(Records excerpted from a collection)
◆ ◆ ◆ ◆ ◆

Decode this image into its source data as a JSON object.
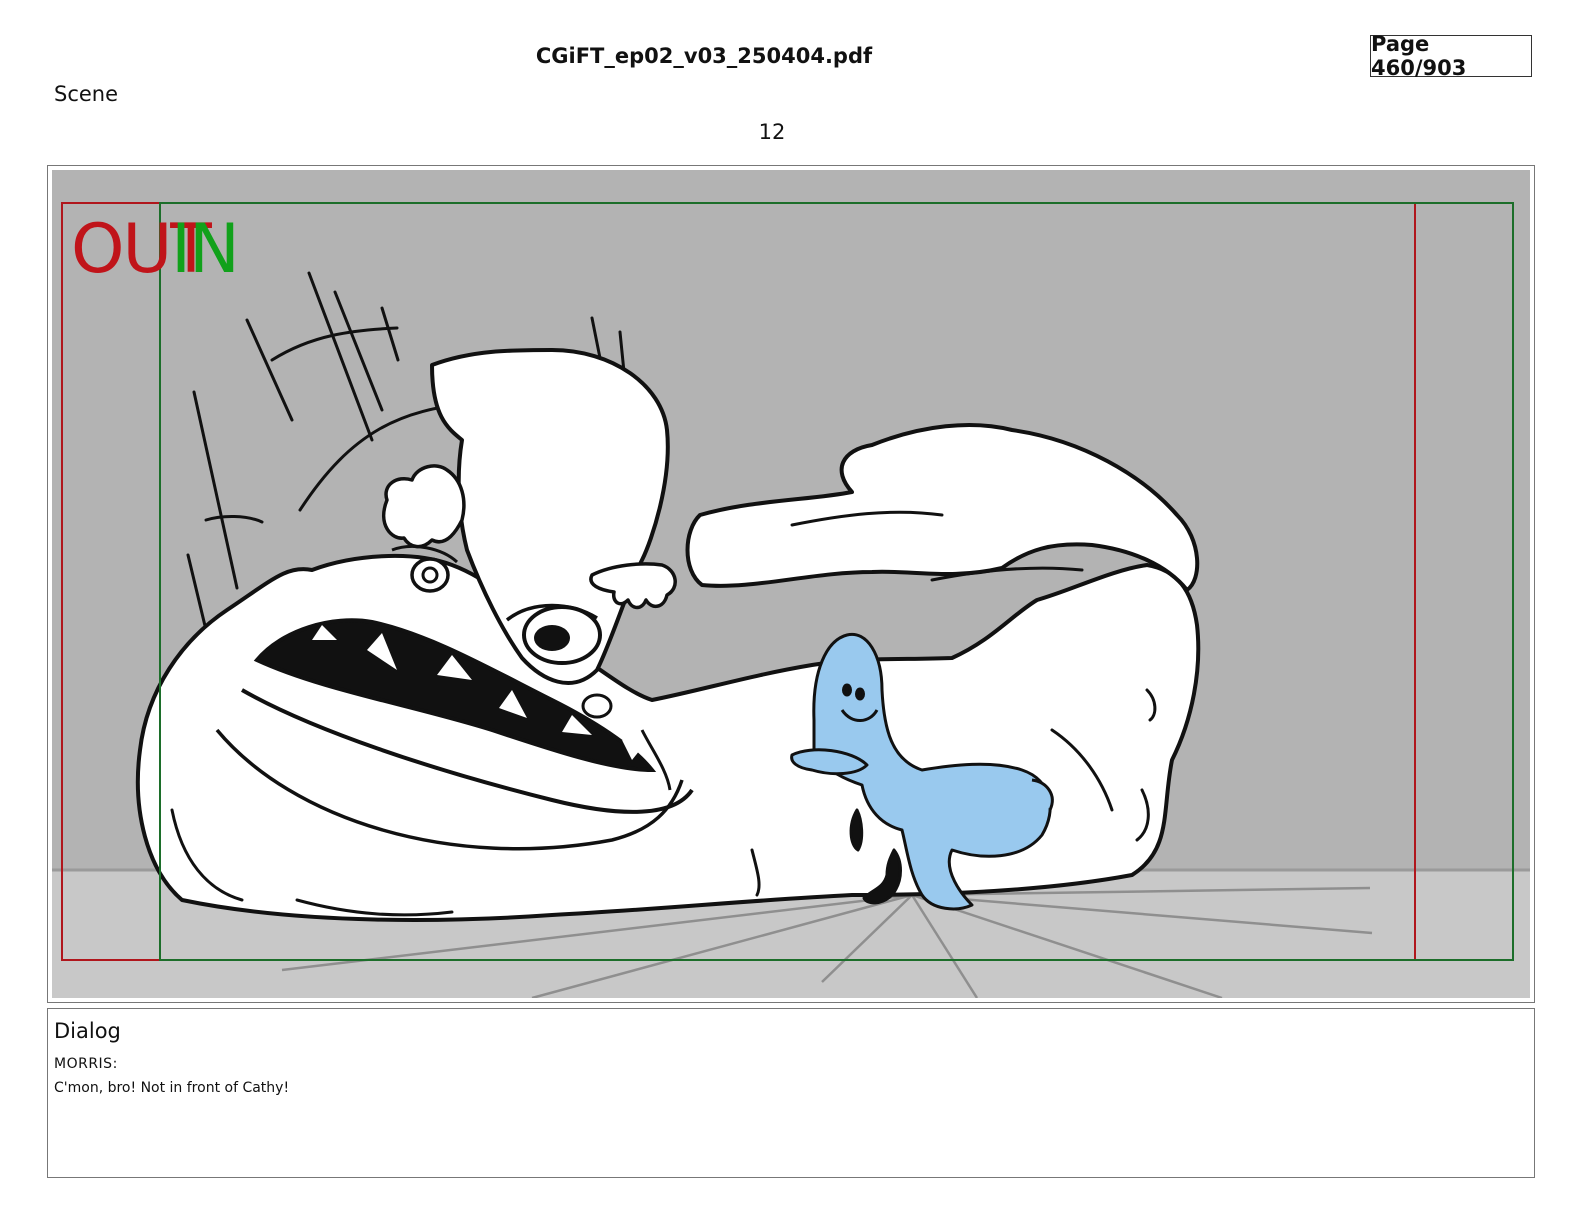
{
  "header": {
    "document_title": "CGiFT_ep02_v03_250404.pdf",
    "page_label": "Page 460/903"
  },
  "scene": {
    "label": "Scene",
    "number": "12"
  },
  "panel": {
    "safe_frame_out_label": "OUT",
    "safe_frame_in_label": "IN",
    "colors": {
      "background": "#b3b3b3",
      "floor": "#c8c8c8",
      "out_frame": "#b0161c",
      "in_frame": "#1c6e2a",
      "character_blue": "#99c9ee"
    }
  },
  "dialog": {
    "title": "Dialog",
    "speaker": "MORRIS:",
    "line": "C'mon, bro! Not in front of Cathy!"
  }
}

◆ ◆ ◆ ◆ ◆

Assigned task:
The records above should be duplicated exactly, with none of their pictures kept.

Exercise output:
Decode this image into its source data as a JSON object.
{
  "header": {
    "document_title": "CGiFT_ep02_v03_250404.pdf",
    "page_label": "Page 460/903"
  },
  "scene": {
    "label": "Scene",
    "number": "12"
  },
  "panel": {
    "safe_frame_out_label": "OUT",
    "safe_frame_in_label": "IN",
    "colors": {
      "background": "#b3b3b3",
      "floor": "#c8c8c8",
      "out_frame": "#b0161c",
      "in_frame": "#1c6e2a",
      "character_blue": "#99c9ee"
    }
  },
  "dialog": {
    "title": "Dialog",
    "speaker": "MORRIS:",
    "line": "C'mon, bro! Not in front of Cathy!"
  }
}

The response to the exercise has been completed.